» Input:

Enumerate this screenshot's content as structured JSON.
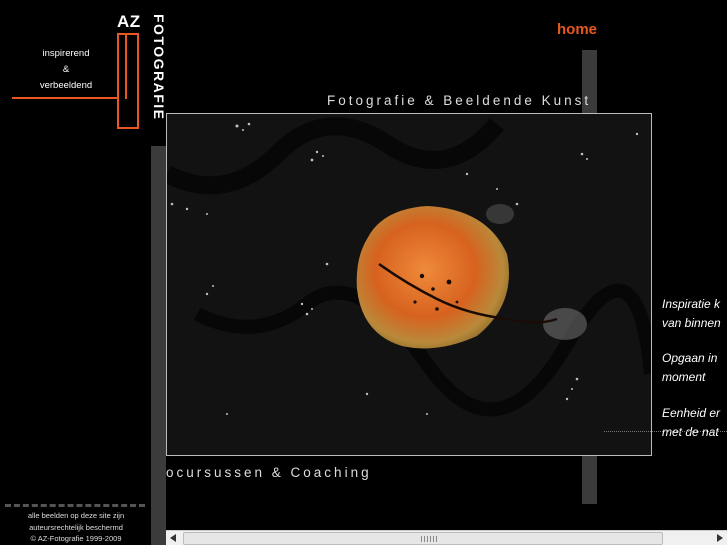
{
  "logo": {
    "az": "AZ",
    "fotografie": "FOTOGRAFIE"
  },
  "slogan": [
    "inspirerend",
    "&",
    "verbeeldend"
  ],
  "nav": {
    "home": "home"
  },
  "header_title": "Fotografie & Beeldende Kunst",
  "footer_title": "ocursussen & Coaching",
  "side_texts": [
    [
      "Inspiratie k",
      "van binnen"
    ],
    [
      "Opgaan in",
      "moment"
    ],
    [
      "Eenheid er",
      "met de nat"
    ]
  ],
  "copyright": [
    "alle beelden op deze site zijn",
    "auteursrechtelijk beschermd",
    "© AZ-Fotografie 1999-2009"
  ],
  "colors": {
    "accent": "#e8571f",
    "background": "#000000",
    "bar": "#3b3b3b"
  }
}
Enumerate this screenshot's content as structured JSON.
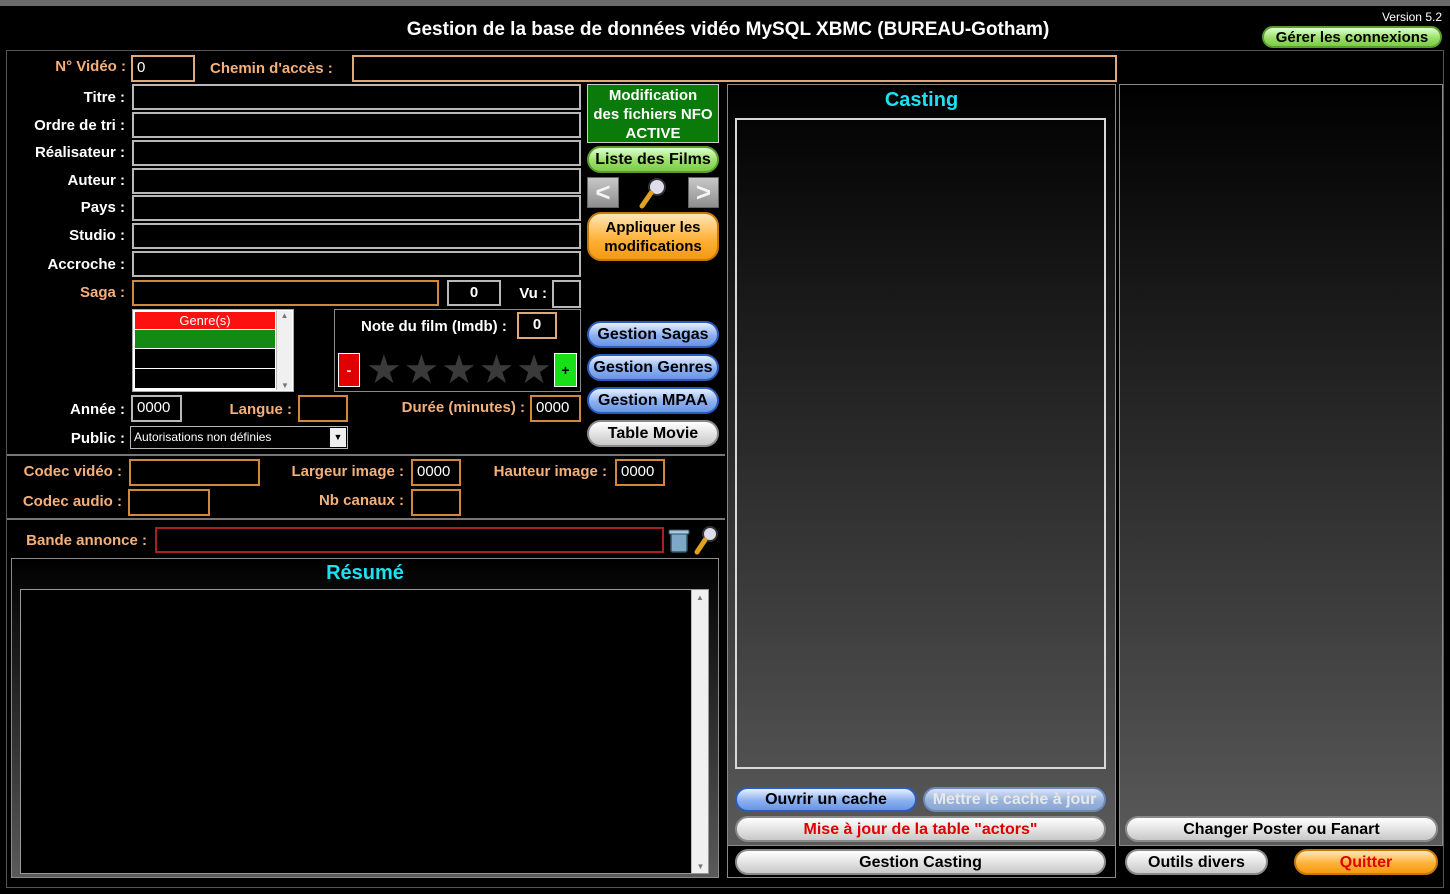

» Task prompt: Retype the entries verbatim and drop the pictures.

» The answer:
Enumerate this screenshot's content as structured JSON.
{
  "logo": {
    "az": "AZ",
    "fotografie": "FOTOGRAFIE"
  },
  "slogan": [
    "inspirerend",
    "&",
    "verbeeldend"
  ],
  "nav": {
    "home": "home"
  },
  "header_title": "Fotografie & Beeldende Kunst",
  "footer_title": "ocursussen & Coaching",
  "side_texts": [
    [
      "Inspiratie k",
      "van binnen"
    ],
    [
      "Opgaan in",
      "moment"
    ],
    [
      "Eenheid er",
      "met de nat"
    ]
  ],
  "copyright": [
    "alle beelden op deze site zijn",
    "auteursrechtelijk beschermd",
    "© AZ-Fotografie 1999-2009"
  ],
  "colors": {
    "accent": "#e8571f",
    "background": "#000000",
    "bar": "#3b3b3b"
  }
}
Enumerate this screenshot's content as structured JSON.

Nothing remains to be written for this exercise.